* _Work task_
Which lines in the data below contain the word "label"? Copy each of them.

Excerpts from an interface dataset
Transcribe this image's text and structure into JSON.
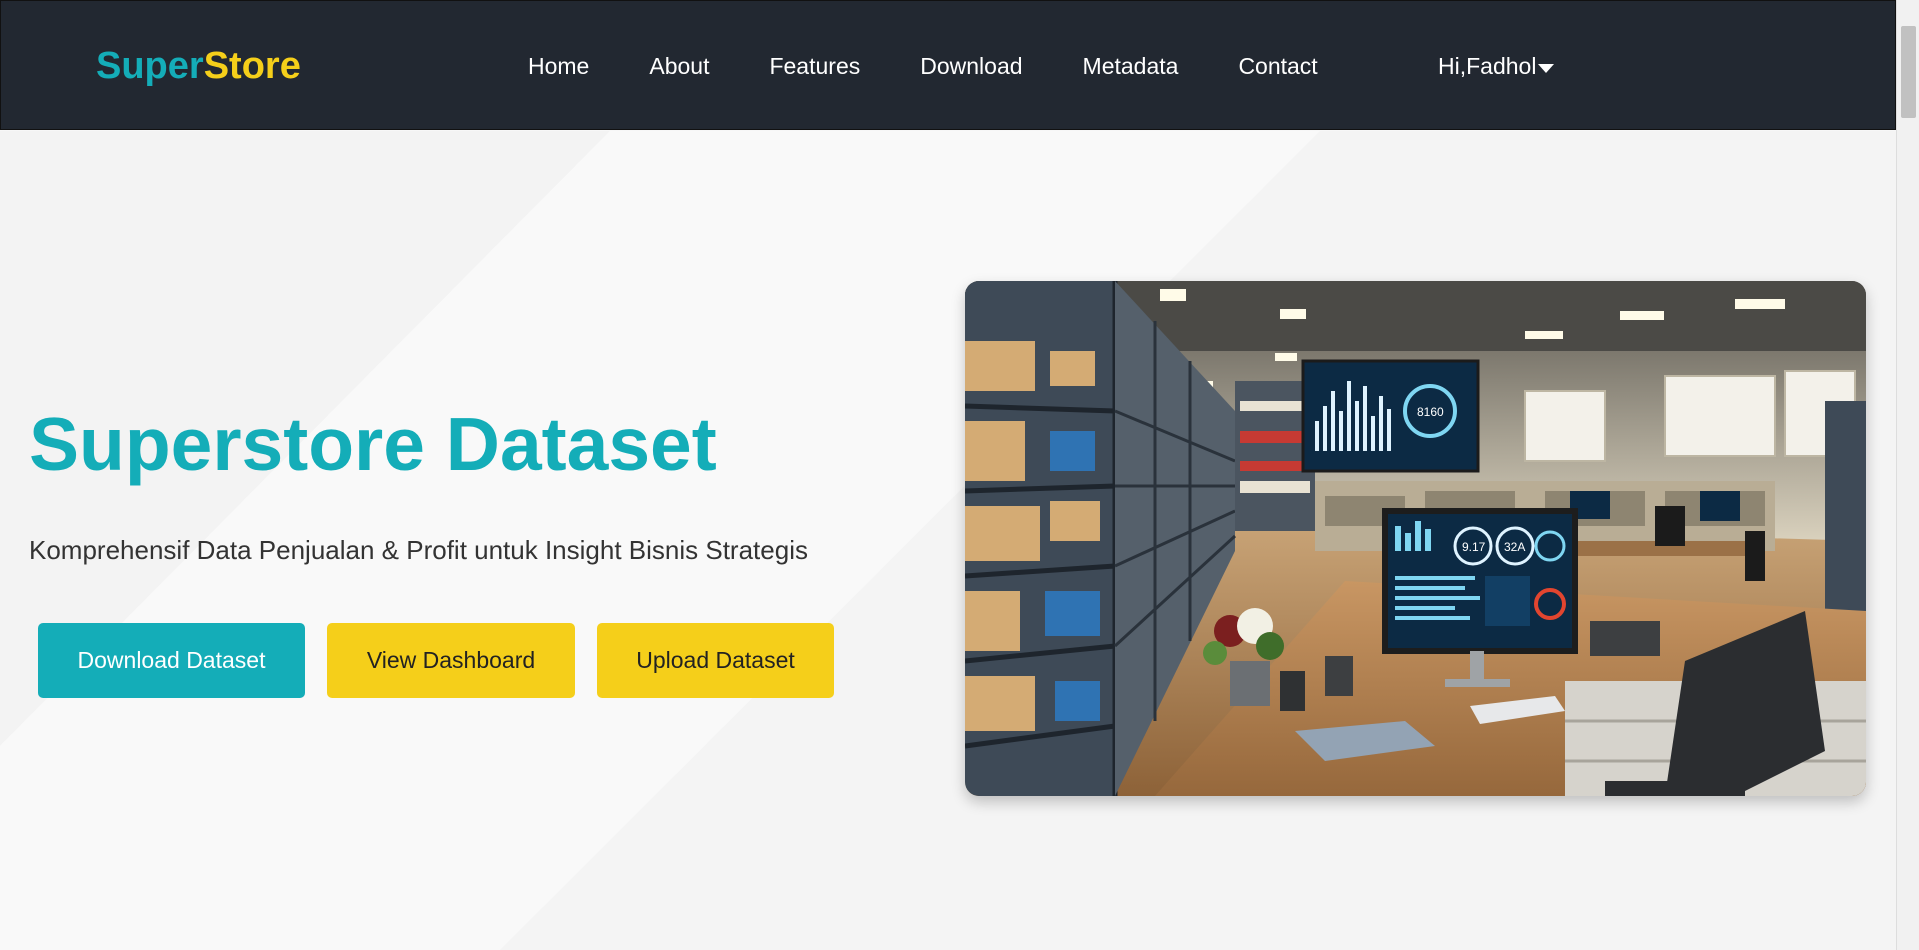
{
  "brand": {
    "part1": "Super",
    "part2": "Store"
  },
  "nav": {
    "items": [
      {
        "label": "Home"
      },
      {
        "label": "About"
      },
      {
        "label": "Features"
      },
      {
        "label": "Download"
      },
      {
        "label": "Metadata"
      },
      {
        "label": "Contact"
      }
    ],
    "user_greeting": "Hi,Fadhol"
  },
  "hero": {
    "title": "Superstore Dataset",
    "subtitle": "Komprehensif Data Penjualan & Profit untuk Insight Bisnis Strategis",
    "buttons": {
      "download": "Download Dataset",
      "dashboard": "View Dashboard",
      "upload": "Upload Dataset"
    },
    "image": {
      "monitor_stat_1": "9.17",
      "monitor_stat_2": "32A",
      "screen_stat": "8160"
    }
  },
  "colors": {
    "navbar_bg": "#222831",
    "accent_teal": "#14adb8",
    "accent_yellow": "#f5cf1a"
  }
}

* _Written response_
        "label": "Home"
        "label": "About"
        "label": "Features"
        "label": "Download"
        "label": "Metadata"
        "label": "Contact"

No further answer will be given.